By People Staff
April 18, 1988 12:00 PM

Leonard Cohen

Terrific songs. Nice production. Talented musicians. There’s nothing wrong with this album that a little less singing couldn’t cure. No singing at all would be perfect. Cohen, North America’s answer to Kurt Weill, has written some of the most interesting popular songs of the last 20 years—Bird on a Wire, Suzanne and Sisters of Mercy among them. He has also, however, insisted on performing them himself, in a monotonal grumble of a voice that suggests what Richard Nixon might sound like as a pop singer.
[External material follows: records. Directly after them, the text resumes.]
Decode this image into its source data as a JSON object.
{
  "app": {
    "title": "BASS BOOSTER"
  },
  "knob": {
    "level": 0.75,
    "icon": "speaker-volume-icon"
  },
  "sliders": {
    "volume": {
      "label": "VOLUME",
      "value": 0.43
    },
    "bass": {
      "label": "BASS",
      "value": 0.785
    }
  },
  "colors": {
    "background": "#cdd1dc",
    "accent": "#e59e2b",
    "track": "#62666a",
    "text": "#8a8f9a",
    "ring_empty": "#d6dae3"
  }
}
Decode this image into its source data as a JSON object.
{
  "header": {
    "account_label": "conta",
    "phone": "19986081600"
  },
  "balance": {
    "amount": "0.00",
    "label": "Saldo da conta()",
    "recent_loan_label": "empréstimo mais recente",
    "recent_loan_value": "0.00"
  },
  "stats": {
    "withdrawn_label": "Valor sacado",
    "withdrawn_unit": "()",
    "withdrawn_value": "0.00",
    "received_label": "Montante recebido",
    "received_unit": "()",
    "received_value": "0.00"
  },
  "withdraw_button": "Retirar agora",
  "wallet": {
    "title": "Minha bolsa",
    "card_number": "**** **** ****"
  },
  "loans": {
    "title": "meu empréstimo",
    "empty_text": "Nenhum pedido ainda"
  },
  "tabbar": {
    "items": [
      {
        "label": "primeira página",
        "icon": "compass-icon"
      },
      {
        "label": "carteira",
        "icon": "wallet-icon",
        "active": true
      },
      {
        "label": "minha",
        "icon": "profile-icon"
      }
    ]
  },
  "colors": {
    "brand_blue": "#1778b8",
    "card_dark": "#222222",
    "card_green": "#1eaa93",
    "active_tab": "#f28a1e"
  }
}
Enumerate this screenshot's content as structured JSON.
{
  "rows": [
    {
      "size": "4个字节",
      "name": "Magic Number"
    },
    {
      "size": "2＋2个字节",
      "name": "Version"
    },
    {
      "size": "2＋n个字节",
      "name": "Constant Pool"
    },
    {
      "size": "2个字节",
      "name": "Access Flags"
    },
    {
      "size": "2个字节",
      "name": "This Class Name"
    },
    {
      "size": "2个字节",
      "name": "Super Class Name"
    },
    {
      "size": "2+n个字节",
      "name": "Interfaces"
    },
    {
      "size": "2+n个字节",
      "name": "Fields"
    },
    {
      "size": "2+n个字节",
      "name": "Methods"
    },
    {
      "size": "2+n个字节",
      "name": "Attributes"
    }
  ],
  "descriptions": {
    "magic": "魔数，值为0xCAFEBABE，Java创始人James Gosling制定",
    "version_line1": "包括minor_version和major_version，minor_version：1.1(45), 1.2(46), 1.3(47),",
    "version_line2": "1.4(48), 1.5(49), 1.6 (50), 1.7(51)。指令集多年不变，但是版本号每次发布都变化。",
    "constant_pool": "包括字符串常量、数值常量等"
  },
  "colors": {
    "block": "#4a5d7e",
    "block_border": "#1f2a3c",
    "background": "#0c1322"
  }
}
This record compounds the transgression because Cohen includes two songs, First We’ll Take Manhattan and Ain’t No Cure for Love, that Jennifer Warnes sang on her classic all-Cohen album, Famous Blue Raincoat, in 1986. The only thing old Lenny achieves by singing them is to prove that you can make a sow’s ear out of a silk purse. Cohen even invites unfortunate comparisons by filling the record with female background vocalizing, some of it by Warnes and very straight, some of it overdone sweetie-pie oozing by a chorus. Cohen obviously is aware that he is not the second coming of Caruso. In Tower of Song he sings, “I was born like this/ I had no choice/ I was born with the gift/ Of a golden voice.” Funny, he is; musical, he’s not. The songs themselves show typically Dali-esque mixtures of the enigmatic and the elliptical: “Let me be somebody I admire/ Let me be that muscle down the street/ Stick another turtle on the fire/ Guys like me are mad for turtle meat” or “I want you on a chair with a dead magazine/ In the cave at the tip of the lily/ In some hallway where love’s never been/ On a bed where the moon has been sweating.” Well, right, nobody ever mistook You Light Up My Life for a Cohen tune, but then he writes with a rare gift for imagery. Sometimes his songs tell stories. Sometimes they just drift in a dream-nightmare world. They almost always have an intellectual sort of hook, and Cohen’s melodies are intriguing in their way. If only Congress would pass a law forbidding him to sing them, perhaps under the Constitutional provisions against cruel and unusual punishment. (Columbia)